*Task directions*: Reproduce the following entries verbatim, each one complete.
=-=-=
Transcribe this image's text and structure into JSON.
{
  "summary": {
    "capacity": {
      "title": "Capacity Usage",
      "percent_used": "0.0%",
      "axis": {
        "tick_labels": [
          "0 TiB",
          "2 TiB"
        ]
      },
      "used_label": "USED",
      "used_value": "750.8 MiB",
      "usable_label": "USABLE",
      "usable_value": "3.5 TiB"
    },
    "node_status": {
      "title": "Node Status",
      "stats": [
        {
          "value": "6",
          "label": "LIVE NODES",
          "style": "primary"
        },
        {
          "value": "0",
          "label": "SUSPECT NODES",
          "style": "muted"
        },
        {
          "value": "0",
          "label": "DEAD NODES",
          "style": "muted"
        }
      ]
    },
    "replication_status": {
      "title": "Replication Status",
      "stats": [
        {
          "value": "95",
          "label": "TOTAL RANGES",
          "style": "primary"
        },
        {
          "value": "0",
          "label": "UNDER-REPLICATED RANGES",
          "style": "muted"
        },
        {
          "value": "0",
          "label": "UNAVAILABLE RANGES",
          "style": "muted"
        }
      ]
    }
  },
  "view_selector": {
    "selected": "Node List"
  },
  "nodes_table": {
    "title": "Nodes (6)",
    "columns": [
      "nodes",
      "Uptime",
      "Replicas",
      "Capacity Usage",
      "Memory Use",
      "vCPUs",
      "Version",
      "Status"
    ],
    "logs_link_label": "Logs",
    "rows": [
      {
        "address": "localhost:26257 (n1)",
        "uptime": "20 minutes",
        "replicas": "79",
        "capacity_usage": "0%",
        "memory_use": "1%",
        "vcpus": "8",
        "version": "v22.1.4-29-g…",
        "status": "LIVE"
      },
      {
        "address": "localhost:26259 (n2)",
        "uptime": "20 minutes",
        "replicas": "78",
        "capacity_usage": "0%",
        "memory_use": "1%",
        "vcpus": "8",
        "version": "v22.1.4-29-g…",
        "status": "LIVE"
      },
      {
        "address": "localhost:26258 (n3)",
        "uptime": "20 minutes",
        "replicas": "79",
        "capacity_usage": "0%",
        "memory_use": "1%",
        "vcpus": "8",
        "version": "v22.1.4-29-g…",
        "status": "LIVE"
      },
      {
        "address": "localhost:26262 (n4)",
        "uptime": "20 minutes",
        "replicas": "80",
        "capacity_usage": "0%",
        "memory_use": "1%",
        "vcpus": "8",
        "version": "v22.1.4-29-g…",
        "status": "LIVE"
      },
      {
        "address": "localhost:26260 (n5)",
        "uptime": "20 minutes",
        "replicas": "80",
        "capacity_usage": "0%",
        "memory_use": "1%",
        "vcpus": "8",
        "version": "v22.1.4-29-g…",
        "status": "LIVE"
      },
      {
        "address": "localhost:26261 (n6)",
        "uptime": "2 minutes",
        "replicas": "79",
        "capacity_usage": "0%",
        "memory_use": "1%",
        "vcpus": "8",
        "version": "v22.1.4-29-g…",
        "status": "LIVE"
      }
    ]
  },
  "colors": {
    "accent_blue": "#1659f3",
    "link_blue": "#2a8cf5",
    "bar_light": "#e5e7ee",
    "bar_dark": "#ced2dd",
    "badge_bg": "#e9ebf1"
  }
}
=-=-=
*Task result*:
Transcribe this image's text and structure into JSON.
{
  "summary": {
    "capacity": {
      "title": "Capacity Usage",
      "percent_used": "0.0%",
      "axis": {
        "tick_labels": [
          "0 TiB",
          "2 TiB"
        ]
      },
      "used_label": "USED",
      "used_value": "750.8 MiB",
      "usable_label": "USABLE",
      "usable_value": "3.5 TiB"
    },
    "node_status": {
      "title": "Node Status",
      "stats": [
        {
          "value": "6",
          "label": "LIVE NODES",
          "style": "primary"
        },
        {
          "value": "0",
          "label": "SUSPECT NODES",
          "style": "muted"
        },
        {
          "value": "0",
          "label": "DEAD NODES",
          "style": "muted"
        }
      ]
    },
    "replication_status": {
      "title": "Replication Status",
      "stats": [
        {
          "value": "95",
          "label": "TOTAL RANGES",
          "style": "primary"
        },
        {
          "value": "0",
          "label": "UNDER-REPLICATED RANGES",
          "style": "muted"
        },
        {
          "value": "0",
          "label": "UNAVAILABLE RANGES",
          "style": "muted"
        }
      ]
    }
  },
  "view_selector": {
    "selected": "Node List"
  },
  "nodes_table": {
    "title": "Nodes (6)",
    "columns": [
      "nodes",
      "Uptime",
      "Replicas",
      "Capacity Usage",
      "Memory Use",
      "vCPUs",
      "Version",
      "Status"
    ],
    "logs_link_label": "Logs",
    "rows": [
      {
        "address": "localhost:26257 (n1)",
        "uptime": "20 minutes",
        "replicas": "79",
        "capacity_usage": "0%",
        "memory_use": "1%",
        "vcpus": "8",
        "version": "v22.1.4-29-g…",
        "status": "LIVE"
      },
      {
        "address": "localhost:26259 (n2)",
        "uptime": "20 minutes",
        "replicas": "78",
        "capacity_usage": "0%",
        "memory_use": "1%",
        "vcpus": "8",
        "version": "v22.1.4-29-g…",
        "status": "LIVE"
      },
      {
        "address": "localhost:26258 (n3)",
        "uptime": "20 minutes",
        "replicas": "79",
        "capacity_usage": "0%",
        "memory_use": "1%",
        "vcpus": "8",
        "version": "v22.1.4-29-g…",
        "status": "LIVE"
      },
      {
        "address": "localhost:26262 (n4)",
        "uptime": "20 minutes",
        "replicas": "80",
        "capacity_usage": "0%",
        "memory_use": "1%",
        "vcpus": "8",
        "version": "v22.1.4-29-g…",
        "status": "LIVE"
      },
      {
        "address": "localhost:26260 (n5)",
        "uptime": "20 minutes",
        "replicas": "80",
        "capacity_usage": "0%",
        "memory_use": "1%",
        "vcpus": "8",
        "version": "v22.1.4-29-g…",
        "status": "LIVE"
      },
      {
        "address": "localhost:26261 (n6)",
        "uptime": "2 minutes",
        "replicas": "79",
        "capacity_usage": "0%",
        "memory_use": "1%",
        "vcpus": "8",
        "version": "v22.1.4-29-g…",
        "status": "LIVE"
      }
    ]
  },
  "colors": {
    "accent_blue": "#1659f3",
    "link_blue": "#2a8cf5",
    "bar_light": "#e5e7ee",
    "bar_dark": "#ced2dd",
    "badge_bg": "#e9ebf1"
  }
}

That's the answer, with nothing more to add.